What is being asked. Look at every line below and count those containing "Microsoft". Answer with the number only.

BEGIN

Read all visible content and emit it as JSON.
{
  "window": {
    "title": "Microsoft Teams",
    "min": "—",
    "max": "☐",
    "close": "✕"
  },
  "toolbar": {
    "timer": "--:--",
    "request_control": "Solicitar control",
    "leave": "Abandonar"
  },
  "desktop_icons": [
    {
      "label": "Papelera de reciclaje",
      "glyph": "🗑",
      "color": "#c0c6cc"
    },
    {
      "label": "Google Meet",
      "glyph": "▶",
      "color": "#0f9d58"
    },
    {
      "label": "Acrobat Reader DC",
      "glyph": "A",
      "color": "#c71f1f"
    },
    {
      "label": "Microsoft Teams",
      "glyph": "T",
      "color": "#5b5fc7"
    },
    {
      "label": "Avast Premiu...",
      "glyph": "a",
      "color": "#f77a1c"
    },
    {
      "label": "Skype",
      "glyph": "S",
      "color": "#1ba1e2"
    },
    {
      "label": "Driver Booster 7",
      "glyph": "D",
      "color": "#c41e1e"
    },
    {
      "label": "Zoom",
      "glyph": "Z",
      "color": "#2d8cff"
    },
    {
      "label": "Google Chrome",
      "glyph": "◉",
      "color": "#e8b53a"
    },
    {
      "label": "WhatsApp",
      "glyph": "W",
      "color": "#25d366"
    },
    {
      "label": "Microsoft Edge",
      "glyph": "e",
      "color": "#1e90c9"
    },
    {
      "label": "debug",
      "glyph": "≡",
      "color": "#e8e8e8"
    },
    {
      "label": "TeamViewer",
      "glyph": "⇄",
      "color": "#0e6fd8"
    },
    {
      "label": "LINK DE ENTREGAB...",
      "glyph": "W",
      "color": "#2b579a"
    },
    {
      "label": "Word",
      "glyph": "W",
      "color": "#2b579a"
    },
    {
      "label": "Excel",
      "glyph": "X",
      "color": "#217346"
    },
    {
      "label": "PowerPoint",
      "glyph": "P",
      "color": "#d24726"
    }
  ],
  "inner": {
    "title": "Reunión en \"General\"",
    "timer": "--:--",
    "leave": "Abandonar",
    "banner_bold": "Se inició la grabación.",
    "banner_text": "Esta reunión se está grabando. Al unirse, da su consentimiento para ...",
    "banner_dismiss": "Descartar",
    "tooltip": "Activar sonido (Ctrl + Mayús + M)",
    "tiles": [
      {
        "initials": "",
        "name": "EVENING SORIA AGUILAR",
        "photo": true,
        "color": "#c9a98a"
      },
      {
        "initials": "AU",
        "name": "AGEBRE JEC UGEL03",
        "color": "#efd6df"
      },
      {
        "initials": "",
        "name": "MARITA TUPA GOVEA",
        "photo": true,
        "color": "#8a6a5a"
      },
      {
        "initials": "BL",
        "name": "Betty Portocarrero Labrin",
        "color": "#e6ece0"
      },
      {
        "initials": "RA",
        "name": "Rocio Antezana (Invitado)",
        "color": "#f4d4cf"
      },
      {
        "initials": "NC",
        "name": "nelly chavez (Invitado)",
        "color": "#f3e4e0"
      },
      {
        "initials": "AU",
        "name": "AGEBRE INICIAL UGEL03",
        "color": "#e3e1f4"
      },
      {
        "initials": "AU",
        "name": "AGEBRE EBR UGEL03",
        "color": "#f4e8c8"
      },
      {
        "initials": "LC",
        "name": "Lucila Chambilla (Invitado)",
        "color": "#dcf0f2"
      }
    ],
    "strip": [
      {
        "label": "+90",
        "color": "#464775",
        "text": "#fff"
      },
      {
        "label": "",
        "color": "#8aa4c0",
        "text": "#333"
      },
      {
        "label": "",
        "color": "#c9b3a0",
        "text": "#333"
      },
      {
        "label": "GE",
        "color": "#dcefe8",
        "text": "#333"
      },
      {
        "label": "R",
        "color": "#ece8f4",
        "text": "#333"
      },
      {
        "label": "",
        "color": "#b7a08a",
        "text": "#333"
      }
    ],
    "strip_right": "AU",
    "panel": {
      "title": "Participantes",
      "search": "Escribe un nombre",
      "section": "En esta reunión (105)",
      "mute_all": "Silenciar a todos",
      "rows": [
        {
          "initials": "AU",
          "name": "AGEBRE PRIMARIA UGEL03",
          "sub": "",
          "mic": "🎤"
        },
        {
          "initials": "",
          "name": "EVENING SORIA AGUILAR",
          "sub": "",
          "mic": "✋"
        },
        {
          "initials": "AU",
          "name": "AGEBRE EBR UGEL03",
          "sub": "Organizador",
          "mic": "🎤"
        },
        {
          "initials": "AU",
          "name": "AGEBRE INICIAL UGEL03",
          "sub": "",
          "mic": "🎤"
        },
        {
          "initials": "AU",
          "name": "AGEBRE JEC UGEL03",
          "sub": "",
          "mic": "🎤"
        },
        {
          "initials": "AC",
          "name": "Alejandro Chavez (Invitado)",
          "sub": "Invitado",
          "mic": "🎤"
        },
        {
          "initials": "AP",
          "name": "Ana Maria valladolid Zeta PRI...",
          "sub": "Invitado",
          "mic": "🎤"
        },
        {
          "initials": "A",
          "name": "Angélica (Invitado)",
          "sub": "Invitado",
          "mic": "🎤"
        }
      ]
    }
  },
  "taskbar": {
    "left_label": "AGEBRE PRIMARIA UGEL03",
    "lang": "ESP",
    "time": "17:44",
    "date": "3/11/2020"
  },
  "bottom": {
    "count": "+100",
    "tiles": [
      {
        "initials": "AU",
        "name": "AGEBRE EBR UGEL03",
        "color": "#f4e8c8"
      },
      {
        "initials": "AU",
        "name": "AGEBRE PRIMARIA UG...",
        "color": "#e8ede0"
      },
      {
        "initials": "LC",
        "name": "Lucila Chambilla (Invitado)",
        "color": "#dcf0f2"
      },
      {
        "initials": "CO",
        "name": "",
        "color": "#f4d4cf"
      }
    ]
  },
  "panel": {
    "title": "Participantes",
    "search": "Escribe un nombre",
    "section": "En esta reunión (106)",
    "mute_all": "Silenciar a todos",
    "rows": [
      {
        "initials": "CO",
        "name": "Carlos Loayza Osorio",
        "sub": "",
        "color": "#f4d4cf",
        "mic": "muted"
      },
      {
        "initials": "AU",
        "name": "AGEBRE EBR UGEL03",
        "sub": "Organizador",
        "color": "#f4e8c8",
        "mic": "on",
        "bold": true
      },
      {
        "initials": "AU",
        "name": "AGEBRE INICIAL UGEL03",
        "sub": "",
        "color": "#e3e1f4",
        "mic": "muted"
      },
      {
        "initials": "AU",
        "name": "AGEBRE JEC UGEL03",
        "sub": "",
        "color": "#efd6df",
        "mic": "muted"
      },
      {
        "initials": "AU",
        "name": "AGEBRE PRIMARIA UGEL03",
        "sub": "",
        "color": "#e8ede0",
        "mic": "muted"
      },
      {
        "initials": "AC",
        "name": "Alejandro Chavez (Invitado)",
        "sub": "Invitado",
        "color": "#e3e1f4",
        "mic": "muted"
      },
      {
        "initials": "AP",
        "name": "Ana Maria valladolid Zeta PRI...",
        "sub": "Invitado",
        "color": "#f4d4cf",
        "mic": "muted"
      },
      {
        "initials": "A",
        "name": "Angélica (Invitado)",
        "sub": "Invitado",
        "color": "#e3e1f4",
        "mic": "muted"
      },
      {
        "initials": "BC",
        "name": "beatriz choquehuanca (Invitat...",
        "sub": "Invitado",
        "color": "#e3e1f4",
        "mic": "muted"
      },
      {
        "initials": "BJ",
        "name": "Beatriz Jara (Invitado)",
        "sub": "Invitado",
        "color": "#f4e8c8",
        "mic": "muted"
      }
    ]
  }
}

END

Solved exercise. 3